15-864 Assignment 1: Subdivision Surfaces


In this assignment you will get experience working with subdivision algorithms. This will also give you a refresher in writing OpenGL code in case it's been a while.


  1. Read a mesh from an .obj file and put it in a half-edge data-structure. We will provide C++ code for parsing .obj files, and some sample triangle-based and quadrilateral-based meshes.
  2. Subdivide the mesh using one of the subdivision algorithms discussed in class; namely, loop scheme, Catmull-Clark scheme, Butterfly scheme, Kobbelt scheme, or Doo-Sabin scheme (note that some of these schemes require a quadrilateral mesh!). You should also implement support for semi-sharp features, as in [DeRose et al., SIGGRAPH 98], and provide a simple example. (To automatically specify edge sharpness for a complex example, you might map control mesh edge-flap angles to sharpness values.)
  3. Display the subdivided mesh. Preferrably you should use the vertex positions and normals on the limit surface, e.g., formulae of limit positions and normals for Loop surfaces are given in the course notes, or in [Hoppe et. al 1994]. Provide some capability for switching between subdivision levels and also for moving the camera around the scene so we can view the entire mesh (and document this!).
  4. Turn in your full source code. Include a README file that summarizes what you did, any special build instructions, and how to control the UI.
    Update: Apparently a turn-in directory wasn't set up for this class yet; I'm working on that now but if you are in a hurry to turn it in you can email me (cdtwigg at cs.cmu.edu).

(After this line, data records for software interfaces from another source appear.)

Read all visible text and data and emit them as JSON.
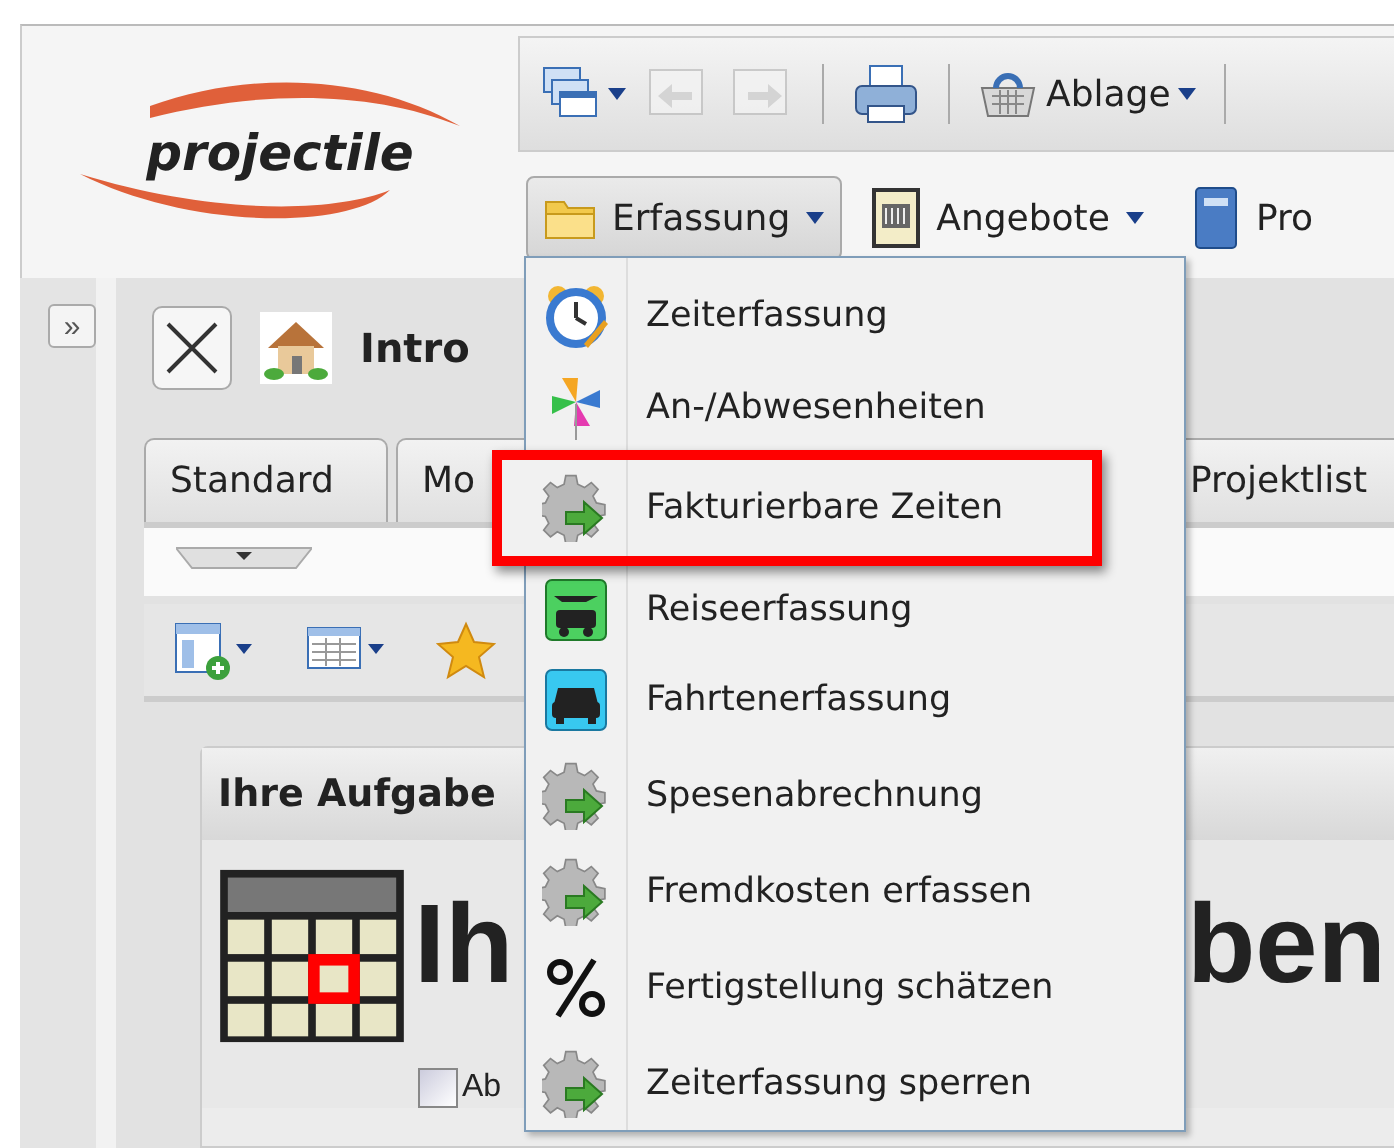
{
  "logo": "projectile",
  "toolbar": [
    {
      "kind": "windows"
    },
    {
      "kind": "back",
      "disabled": true
    },
    {
      "kind": "forward",
      "disabled": true
    },
    {
      "kind": "separator"
    },
    {
      "kind": "print"
    },
    {
      "kind": "separator"
    },
    {
      "kind": "basket",
      "label": "Ablage"
    },
    {
      "kind": "separator"
    }
  ],
  "menubar": [
    {
      "kind": "folder",
      "label": "Erfassung",
      "selected": true
    },
    {
      "kind": "document",
      "label": "Angebote",
      "selected": false
    },
    {
      "kind": "book",
      "label": "Pro",
      "selected": false
    }
  ],
  "sidebar_toggle": "»",
  "tab_header": {
    "title": "Intro"
  },
  "tabs": [
    {
      "label": "Standard",
      "selected": false
    },
    {
      "label": "Mo",
      "selected": false
    },
    {
      "label": "Projektlist",
      "selected": false
    }
  ],
  "panel": {
    "title": "Ihre Aufgabe",
    "heading_left": "Ih",
    "heading_right": "ben",
    "checkbox": {
      "label": "Ab",
      "checked": false
    }
  },
  "menu": [
    {
      "kind": "clock",
      "label": "Zeiterfassung",
      "highlighted": false
    },
    {
      "kind": "pinwheel",
      "label": "An-/Abwesenheiten",
      "highlighted": false
    },
    {
      "kind": "gear",
      "label": "Fakturierbare Zeiten",
      "highlighted": true
    },
    {
      "kind": "travel",
      "label": "Reiseerfassung",
      "highlighted": false
    },
    {
      "kind": "car",
      "label": "Fahrtenerfassung",
      "highlighted": false
    },
    {
      "kind": "gear",
      "label": "Spesenabrechnung",
      "highlighted": false
    },
    {
      "kind": "gear",
      "label": "Fremdkosten erfassen",
      "highlighted": false
    },
    {
      "kind": "percent",
      "label": "Fertigstellung schätzen",
      "highlighted": false
    },
    {
      "kind": "gear",
      "label": "Zeiterfassung sperren",
      "highlighted": false
    }
  ]
}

.obj files

You can find an obj file reader and some example code that uses it here. It depends on both the vl and boost libraries, both of which have been installed in a convenient location in afs (the Makefile includes all the appropriate paths; take a look at it for details). If you are curious about the .obj file format, Roy Riggs has a great summary.

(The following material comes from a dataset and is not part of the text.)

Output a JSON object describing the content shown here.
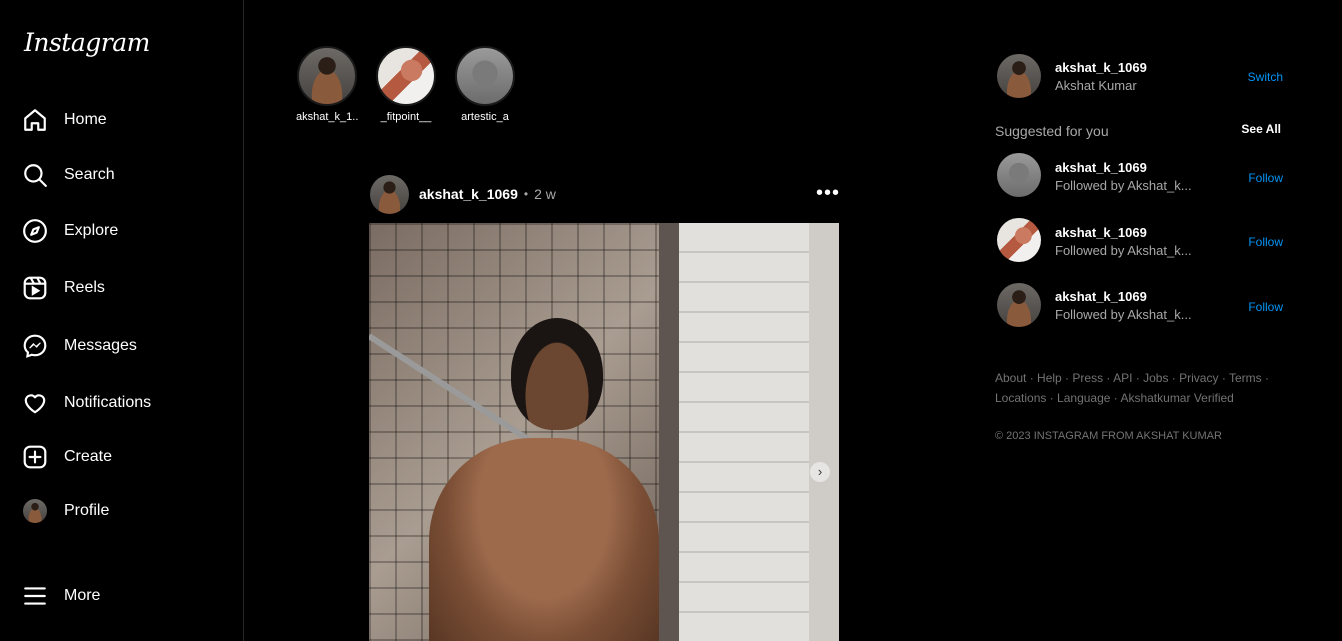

Here are some test meshes (more to appear soon):

Also, check out Turbo Squid; it has a lot of free models. (Warning: Some of these models can have pretty gross mesh topology, since artists seldom care about the numerical properties of the meshes they create. Look before you leap and make sure your error checking code is okay. This will be a problem also when we are doing physically-based simulation.)

Additional tips


  1. Tony D. DeRose, Michael Kass, and Tien Truong. Subdivision Surfaces in Character Animation. Proceedings of SIGGRAPH 98. pp. 85-94, 1998.
  2. Hugues Hoppe, Tony DeRose, Tom Duchamp, Mark Halstead, Hubert Jin, John McDonald, Jean Schweitzer, and Werner Stuetzle. Piecewise Smooth Surface Reconstruction. Proceedings of SIGGRAPH 94. pp. 295-302, 1994.
  3. Jos Stam. Exact Evaluation of Catmull-Clark Subdivision Surfaces at Arbitrary Parameter Values. Proceedings of SIGGRAPH 98. pp. 395-404, 1998.
  4. Joe Warren and Henrik Weimer. Subdivision Methods for Geometric Design: A Constructive Approach Morgan Kaufmann, 2001.
  5. Denis Zorin, Peter Schröder, Tony DeRose, Leif Kobbelt, Adi Levin, and Wim Sweldens. Subdivision for Modeling and Animation. SIGGRAPH 2000 Course Notes. 2000.

Questions? Contact Christopher Twigg.